Around mile nine, Mitch experienced what has been my nemesis for most of my running days: IT Band syndrome which caused severe pain on the outside of his knees. We walked for most of the remaining miles, saving the legs for the final sprint to the finish.
And we did it! Despite the odds against us, we finished in 3:11. I'm so proud of Mitch for getting out there and getting through his first half marathon. Its not fair that he had to do so in such unfavorable conditions, but he's never been a quitter and I admire his perseverance!
A few things worth mentioning:
Race Expo ~ The expo was very small, consisting of packet pick up tents, race merchandise, Altra Running, Bozeman Running Company and a few other small business tents. In addition, they had a campfire and supplies to make S'mores.
Race Communication ~ Leading up to the race, we received several emails with race information. I am a preparer so I appreciated this touch.
Schwag (not including bling) ~ There wasn't much in the way of "schwag." Just a race shirt (very nice and I will post pics on the FaceBook page at some point). We also preordered a commemorative race shirt that has the names of all of the participants in the Half. Unfortunately, they did most of the names in a green font on a brownish shirt so it is extremely difficult to read. Nice shirt anyway and again I will post a pic later.
Race Organization ~ Overall this was a very well organized race. We had one issue and that had to do with the overall distance. It seems that there was a section that was cut short when we went through. It didn't happen to everyone as far as we can tell from other Strava entries, but several people we ran with had the same thing. At mile 5, the course cut short by .3 miles. Figure that out. Otherwise I have nothing negative to say.
Race Course and Aid Stations ~ I'm sure I don't need to say what a beautiful course this was. It was mostly trail with some forest service roads.

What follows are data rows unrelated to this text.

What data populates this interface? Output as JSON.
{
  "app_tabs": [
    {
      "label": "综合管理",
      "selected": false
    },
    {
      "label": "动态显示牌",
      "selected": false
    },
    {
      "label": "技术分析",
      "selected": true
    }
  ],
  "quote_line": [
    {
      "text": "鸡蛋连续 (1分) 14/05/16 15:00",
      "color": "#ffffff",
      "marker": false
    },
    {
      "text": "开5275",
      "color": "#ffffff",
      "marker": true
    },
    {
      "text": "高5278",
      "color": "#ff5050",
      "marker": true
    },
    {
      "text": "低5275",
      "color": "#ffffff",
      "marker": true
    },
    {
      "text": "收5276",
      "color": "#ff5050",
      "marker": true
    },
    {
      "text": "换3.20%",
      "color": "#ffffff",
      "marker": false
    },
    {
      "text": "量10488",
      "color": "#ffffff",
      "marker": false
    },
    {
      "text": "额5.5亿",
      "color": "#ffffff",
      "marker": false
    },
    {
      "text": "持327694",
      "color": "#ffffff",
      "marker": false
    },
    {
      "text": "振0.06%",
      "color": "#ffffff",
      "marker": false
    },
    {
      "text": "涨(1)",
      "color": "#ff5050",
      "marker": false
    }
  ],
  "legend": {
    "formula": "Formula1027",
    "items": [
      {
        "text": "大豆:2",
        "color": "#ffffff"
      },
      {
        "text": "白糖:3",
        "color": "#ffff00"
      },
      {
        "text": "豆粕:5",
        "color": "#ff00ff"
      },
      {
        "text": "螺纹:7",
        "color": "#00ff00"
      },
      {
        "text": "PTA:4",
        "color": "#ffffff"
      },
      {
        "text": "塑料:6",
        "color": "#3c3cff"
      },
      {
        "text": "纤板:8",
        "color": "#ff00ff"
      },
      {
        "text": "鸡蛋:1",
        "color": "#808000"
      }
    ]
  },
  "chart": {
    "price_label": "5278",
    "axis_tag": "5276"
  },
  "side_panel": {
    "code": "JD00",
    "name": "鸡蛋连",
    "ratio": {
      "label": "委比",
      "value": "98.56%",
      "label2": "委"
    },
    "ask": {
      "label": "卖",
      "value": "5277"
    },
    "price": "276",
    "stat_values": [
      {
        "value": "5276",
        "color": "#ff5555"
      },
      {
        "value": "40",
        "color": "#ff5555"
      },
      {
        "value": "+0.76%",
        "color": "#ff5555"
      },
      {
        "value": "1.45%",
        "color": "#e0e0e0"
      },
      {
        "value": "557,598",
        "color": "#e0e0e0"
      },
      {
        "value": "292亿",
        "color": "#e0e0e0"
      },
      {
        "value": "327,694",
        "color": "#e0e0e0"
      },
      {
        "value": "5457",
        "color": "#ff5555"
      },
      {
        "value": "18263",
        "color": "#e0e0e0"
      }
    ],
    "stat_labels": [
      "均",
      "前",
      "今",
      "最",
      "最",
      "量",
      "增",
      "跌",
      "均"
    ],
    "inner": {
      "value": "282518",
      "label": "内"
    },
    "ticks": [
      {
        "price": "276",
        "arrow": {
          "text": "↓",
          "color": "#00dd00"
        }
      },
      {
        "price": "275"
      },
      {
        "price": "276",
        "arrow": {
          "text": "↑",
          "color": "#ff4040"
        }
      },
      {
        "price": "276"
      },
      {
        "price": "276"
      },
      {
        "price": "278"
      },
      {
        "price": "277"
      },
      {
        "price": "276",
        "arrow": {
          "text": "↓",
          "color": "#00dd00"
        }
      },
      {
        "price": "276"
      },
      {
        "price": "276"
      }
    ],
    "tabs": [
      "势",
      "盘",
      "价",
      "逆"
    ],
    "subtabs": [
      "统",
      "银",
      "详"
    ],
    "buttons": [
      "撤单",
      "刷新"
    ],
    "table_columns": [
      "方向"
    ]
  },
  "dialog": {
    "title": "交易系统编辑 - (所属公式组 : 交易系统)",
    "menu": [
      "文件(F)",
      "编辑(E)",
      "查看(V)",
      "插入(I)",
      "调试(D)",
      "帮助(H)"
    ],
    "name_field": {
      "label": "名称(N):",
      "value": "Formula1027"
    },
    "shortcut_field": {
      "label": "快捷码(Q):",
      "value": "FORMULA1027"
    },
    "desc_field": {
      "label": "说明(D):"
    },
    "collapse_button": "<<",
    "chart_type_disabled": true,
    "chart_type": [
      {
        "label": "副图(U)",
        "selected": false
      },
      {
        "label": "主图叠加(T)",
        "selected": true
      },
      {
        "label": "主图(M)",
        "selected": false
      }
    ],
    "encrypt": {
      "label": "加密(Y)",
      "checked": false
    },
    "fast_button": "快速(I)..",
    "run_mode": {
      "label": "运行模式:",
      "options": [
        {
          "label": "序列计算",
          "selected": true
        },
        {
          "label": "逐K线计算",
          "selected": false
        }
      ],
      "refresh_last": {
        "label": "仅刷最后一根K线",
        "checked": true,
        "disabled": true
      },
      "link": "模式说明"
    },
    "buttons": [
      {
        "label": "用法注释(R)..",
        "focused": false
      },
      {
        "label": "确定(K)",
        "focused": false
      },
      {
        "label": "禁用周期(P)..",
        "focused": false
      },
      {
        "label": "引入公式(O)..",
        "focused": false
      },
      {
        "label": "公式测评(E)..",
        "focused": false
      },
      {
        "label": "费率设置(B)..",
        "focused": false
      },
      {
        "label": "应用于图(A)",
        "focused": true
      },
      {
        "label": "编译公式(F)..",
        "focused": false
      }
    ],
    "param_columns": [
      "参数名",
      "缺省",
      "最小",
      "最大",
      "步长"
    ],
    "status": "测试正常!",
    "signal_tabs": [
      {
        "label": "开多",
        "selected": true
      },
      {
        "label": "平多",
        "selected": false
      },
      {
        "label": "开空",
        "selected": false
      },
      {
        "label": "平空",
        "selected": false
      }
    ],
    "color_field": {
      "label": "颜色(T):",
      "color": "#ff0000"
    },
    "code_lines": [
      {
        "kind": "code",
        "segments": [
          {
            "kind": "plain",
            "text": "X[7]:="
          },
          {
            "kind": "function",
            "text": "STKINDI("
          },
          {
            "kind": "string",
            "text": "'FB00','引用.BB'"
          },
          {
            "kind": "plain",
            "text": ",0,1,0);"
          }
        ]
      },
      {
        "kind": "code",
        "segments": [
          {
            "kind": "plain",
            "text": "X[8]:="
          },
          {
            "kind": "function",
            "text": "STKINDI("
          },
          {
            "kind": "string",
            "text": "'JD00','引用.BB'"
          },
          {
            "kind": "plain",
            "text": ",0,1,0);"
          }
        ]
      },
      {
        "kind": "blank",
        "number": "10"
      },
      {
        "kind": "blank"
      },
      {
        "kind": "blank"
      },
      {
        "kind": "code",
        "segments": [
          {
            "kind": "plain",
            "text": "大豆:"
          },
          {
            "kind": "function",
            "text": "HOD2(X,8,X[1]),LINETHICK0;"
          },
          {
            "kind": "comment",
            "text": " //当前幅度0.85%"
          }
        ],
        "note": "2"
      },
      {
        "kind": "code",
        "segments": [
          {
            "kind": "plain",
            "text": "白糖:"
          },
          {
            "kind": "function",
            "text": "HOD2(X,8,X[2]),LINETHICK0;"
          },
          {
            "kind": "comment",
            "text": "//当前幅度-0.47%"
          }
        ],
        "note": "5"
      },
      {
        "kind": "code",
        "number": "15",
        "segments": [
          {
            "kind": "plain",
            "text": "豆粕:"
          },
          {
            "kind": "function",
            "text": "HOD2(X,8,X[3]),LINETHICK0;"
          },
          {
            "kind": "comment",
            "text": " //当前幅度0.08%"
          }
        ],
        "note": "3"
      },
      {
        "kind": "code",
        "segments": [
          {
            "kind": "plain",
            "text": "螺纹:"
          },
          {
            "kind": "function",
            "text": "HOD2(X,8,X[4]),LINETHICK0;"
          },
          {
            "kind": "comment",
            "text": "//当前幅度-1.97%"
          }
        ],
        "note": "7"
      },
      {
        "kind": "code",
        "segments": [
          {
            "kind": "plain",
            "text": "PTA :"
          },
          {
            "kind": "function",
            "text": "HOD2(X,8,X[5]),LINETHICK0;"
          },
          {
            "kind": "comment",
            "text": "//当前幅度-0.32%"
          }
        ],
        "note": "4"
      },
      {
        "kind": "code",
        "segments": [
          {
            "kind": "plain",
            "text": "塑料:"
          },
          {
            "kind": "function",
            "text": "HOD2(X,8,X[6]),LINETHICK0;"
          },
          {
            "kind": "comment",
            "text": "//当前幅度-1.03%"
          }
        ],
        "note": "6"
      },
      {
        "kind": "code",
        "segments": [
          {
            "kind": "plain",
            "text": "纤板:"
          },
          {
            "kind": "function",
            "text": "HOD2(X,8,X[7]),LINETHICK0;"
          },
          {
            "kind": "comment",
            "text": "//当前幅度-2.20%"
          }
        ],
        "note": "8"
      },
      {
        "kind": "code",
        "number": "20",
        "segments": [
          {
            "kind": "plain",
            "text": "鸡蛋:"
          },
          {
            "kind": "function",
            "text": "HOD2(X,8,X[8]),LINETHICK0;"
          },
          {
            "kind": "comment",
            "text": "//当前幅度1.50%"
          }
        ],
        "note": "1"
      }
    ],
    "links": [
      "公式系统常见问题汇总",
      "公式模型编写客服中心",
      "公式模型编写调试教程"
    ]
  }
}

Single or double track in most areas and some very technical stretches with rocky terrain that required diligence. Aid stations were approximately every 2 miles, well manned and included water, NUUN (electrolyte drink) and Honey Stinger gels in a variety of flavors. Some also had bananas and oranges. There were a couple of rustic stations that only had water and even though the race materials said no bathrooms at these stations, there were tent-potties set up anyway!
Crossing the Finish Line ~ The announcer at the finish line called everyone by name and occasionally provided information like birthday and anniversary announcements or mentioning that it was a runner's first half marathon. This was a nice touch considering how many runners there were! The race course cut off time was 4 hours. We saw later on the results page that some people had "official" times of almost 5 hours which means that they stayed there and waited for the last runner and still gave them a time. They are the best!
Post Race Food ~ Vacation Races gives you what you pay for here. For each runner there is a sealed box with 5 or 6 different snacks including dried fruit, Honey Stinger waffles and a few other things. Also bananas and chocolate milk! Yum!
And the MEDAL! Can you believe this thing??!! My hand is relaxed behind that medal and you can barely see it! It is heavy and two sided.
I had Mitch go up and take a picture of the back. He had to take a much nicer one than mine...
The image on the back has the course map which is difficult to see in this picture. The bear is raised and I meant it when I said this medal is HEAVY.
The race is not IN the park, but on trails in West Yellowstone. They encourage runners to enjoy the park by offering 50% discount on next year's race if you take one of their suggested hikes and upload a picture of yourself with your bib and medal at the destination within 72 hours of the race.
We did the Osprey Falls hike, but that is a story of it's own and I will post about that later this week!
What's the best race bling you've ever received?
Do you like trail or road running best?